[Interface dataset entries]
________________________

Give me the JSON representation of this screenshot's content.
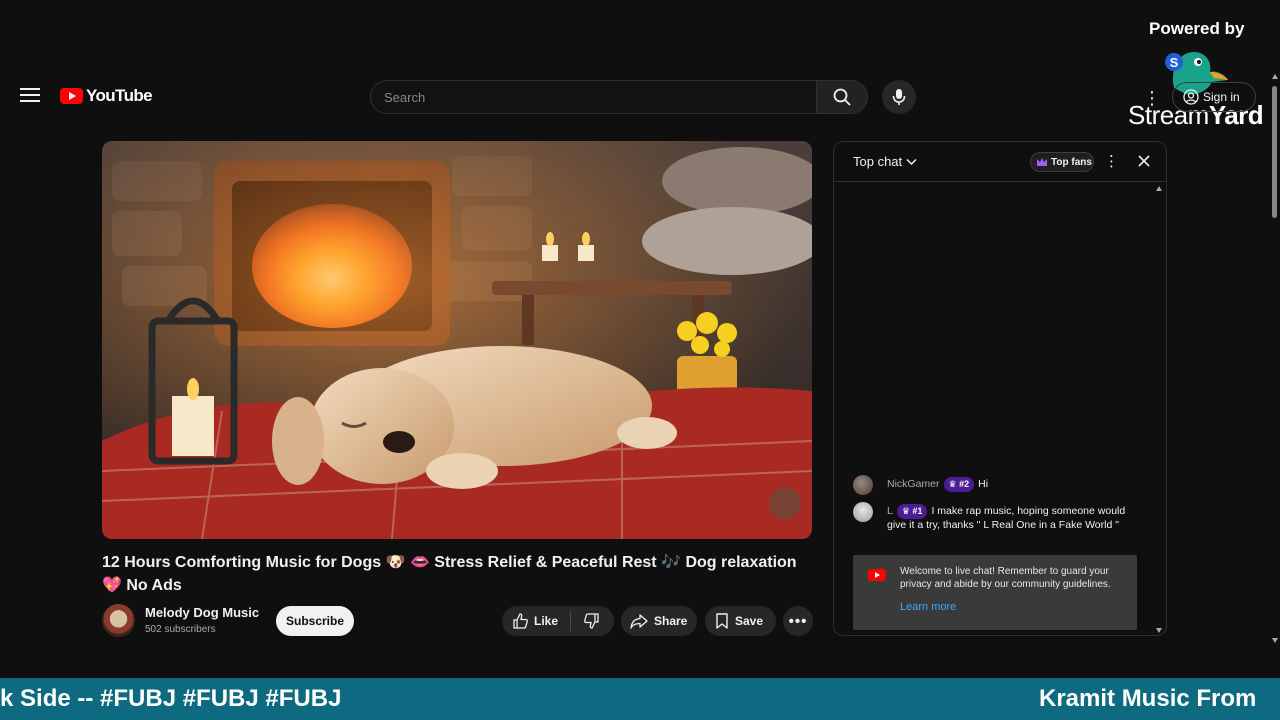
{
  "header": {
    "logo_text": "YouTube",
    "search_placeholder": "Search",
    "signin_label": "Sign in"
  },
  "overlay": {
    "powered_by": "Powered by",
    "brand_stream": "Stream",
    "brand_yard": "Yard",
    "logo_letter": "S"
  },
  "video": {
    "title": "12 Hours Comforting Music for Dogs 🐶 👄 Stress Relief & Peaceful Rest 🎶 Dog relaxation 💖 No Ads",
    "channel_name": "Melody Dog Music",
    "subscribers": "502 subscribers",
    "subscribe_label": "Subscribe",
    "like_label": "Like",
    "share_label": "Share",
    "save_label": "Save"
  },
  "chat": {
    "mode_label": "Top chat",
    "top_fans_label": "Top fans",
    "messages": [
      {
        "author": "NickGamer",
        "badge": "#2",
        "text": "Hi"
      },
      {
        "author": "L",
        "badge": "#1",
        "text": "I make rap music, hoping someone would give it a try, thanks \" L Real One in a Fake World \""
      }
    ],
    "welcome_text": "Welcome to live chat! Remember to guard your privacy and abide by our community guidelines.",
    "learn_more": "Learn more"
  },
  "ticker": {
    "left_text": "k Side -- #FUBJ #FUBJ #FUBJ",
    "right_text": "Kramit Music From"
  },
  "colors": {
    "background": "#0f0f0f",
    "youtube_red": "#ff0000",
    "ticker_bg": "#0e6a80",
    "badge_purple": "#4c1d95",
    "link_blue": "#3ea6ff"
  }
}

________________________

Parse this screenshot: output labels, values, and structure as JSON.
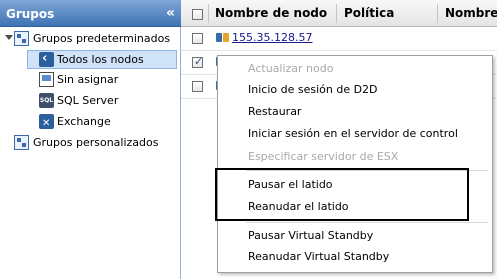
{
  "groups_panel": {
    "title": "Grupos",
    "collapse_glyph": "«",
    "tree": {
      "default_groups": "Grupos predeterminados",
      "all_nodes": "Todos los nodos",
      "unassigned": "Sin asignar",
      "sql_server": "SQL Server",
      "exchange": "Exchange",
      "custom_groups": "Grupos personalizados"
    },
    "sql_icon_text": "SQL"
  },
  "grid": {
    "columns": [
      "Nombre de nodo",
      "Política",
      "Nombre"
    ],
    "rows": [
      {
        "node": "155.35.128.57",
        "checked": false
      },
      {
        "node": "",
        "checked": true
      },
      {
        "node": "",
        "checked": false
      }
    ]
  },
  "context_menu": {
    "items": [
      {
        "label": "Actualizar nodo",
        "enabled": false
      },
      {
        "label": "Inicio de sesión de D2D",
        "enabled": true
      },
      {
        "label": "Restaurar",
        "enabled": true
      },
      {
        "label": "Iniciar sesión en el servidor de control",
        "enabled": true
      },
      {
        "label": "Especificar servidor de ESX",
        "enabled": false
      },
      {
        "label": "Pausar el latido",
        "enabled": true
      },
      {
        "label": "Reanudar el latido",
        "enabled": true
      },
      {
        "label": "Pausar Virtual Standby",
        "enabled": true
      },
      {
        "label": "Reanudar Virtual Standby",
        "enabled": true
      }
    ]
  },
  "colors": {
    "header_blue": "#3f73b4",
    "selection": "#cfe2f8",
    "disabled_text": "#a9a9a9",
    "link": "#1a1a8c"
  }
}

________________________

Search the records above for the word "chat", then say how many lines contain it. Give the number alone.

▸ ANSWER TO THIS TASK
3